We have seen the businesses — restaurants, hotels, shops, museums — located at The Forks. Over time, the same sort of development could take place in the vacated yards. As with CNR rail line bordering The Forks, it might be possible to retain a rail line in a way that makes it an attraction for residents and users of the space, and indeed the general public.

How the space becomes attached to existing streets, both north and south of the rail yards, will undoubtedly be explored. There are spur lines leading off from the yards in both directions. It will test the imagination of our urban designers to invent spaces that are both interesting and economical.

Salter Street Bridge will soar over the space as usual. It is not known whether the Arlington Street Bridge will be repaired to do likewise, but left more or less in its current state,  it could be fixed up as an ornamental pedestrian bridge, adding to the delights of the yards.

The Arlington Bridge would make a great pedestrian bridge if cars no longer need to go over the railway yards. (Jeff Stapleton/CBC)

Care will be taken to ensure the yards are not given over to the automobile. Yes, there must be some roads to permit what the yards did not allow, which is a connection between communities to the south and north sides of the yards, but this could become the area where the bicycle is king. There should be bicycle paths meandering through the park and through all parts of the space.

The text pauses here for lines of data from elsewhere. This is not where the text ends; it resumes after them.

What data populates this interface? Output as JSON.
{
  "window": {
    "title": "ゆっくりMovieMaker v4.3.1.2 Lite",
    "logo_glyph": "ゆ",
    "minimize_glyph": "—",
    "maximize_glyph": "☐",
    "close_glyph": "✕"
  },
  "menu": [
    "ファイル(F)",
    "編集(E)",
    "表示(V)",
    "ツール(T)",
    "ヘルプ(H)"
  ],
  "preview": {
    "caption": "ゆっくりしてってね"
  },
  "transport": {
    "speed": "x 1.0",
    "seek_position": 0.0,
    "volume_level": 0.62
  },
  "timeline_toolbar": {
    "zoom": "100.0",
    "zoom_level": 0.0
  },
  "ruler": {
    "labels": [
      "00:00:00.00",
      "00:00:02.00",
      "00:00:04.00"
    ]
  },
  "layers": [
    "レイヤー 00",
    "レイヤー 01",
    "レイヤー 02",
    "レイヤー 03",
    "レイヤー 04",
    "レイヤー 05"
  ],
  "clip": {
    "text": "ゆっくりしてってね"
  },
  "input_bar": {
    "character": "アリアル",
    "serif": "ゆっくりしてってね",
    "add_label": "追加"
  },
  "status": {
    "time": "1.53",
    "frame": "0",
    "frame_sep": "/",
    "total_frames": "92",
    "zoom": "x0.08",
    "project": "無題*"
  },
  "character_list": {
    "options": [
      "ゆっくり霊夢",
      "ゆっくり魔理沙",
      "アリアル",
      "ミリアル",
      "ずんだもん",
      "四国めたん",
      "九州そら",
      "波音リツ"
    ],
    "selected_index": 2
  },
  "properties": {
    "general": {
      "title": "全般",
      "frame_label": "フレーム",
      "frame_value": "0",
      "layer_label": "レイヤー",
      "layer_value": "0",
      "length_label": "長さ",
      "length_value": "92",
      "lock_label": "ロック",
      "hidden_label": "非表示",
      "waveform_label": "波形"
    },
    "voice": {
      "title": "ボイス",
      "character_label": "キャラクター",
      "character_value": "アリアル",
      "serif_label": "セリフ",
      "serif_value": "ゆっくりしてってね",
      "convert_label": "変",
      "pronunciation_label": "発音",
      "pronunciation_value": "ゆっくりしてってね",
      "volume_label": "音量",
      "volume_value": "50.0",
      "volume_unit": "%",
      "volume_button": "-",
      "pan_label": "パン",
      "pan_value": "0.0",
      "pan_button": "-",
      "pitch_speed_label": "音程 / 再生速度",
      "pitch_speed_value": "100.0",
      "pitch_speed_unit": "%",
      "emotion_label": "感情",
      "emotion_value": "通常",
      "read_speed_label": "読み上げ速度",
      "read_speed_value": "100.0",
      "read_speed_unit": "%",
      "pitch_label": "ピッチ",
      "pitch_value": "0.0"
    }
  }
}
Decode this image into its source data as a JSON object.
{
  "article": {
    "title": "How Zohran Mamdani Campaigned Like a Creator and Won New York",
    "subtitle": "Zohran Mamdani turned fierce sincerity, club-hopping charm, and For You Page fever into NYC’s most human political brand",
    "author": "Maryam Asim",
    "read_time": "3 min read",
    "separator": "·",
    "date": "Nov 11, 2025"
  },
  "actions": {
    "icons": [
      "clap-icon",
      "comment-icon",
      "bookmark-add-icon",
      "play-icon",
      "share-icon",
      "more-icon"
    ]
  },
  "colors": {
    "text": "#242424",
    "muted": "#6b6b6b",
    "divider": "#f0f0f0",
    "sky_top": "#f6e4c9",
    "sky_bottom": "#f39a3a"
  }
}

While it is not the responsibility of the Rail Yard Relocation Project to determine how the land will be zoned and used, it is our task to convince the three levels of government, and CP, that development of the yards should proceed, and to identify the types of development that have been proven to be effective in other cities. What appears in this article is one person's dream of what could be made of the CP marshalling yards, but no promises come with the dream.

More important than what is in the space is what the space will do for the metropolitan area of Winnipeg. For well over 100 years, the Canadian Pacific yards have been a barrier between north Winnipeg and the rest of the metropolitan area. I would hope there will be easy access from one side of the rail yards area to the other — that there will be a greater connection between neighbourhoods no longer on opposite sides of the tracks. 

Manitobans who live outside the Winnipeg urban area may feel that too much time, energy and money will be spent on another Winnipeg project. They should not begrudge this attention, for the development of the rail yards is the engine of prosperity, not just for Winnipeg, but for all Manitobans.

It has taken two decades to fully develop The Forks, and the CP rail yards cover a much larger area. It will take a similar period to realize the area's full potential. But as the development takes place, there will be tangible growing pride and excitement among all our citizens.

About the Author

Charles Huband

Charles Huband is a Winnipeg lawyer who was a Manitoba Court of Appeal judge from 1979 until 2007. Before becoming a judge he was active in civic and provincial politics. He also was involved in the founding and continuing operations of Prairie Theatre Exchange and the Westminster Housing Society.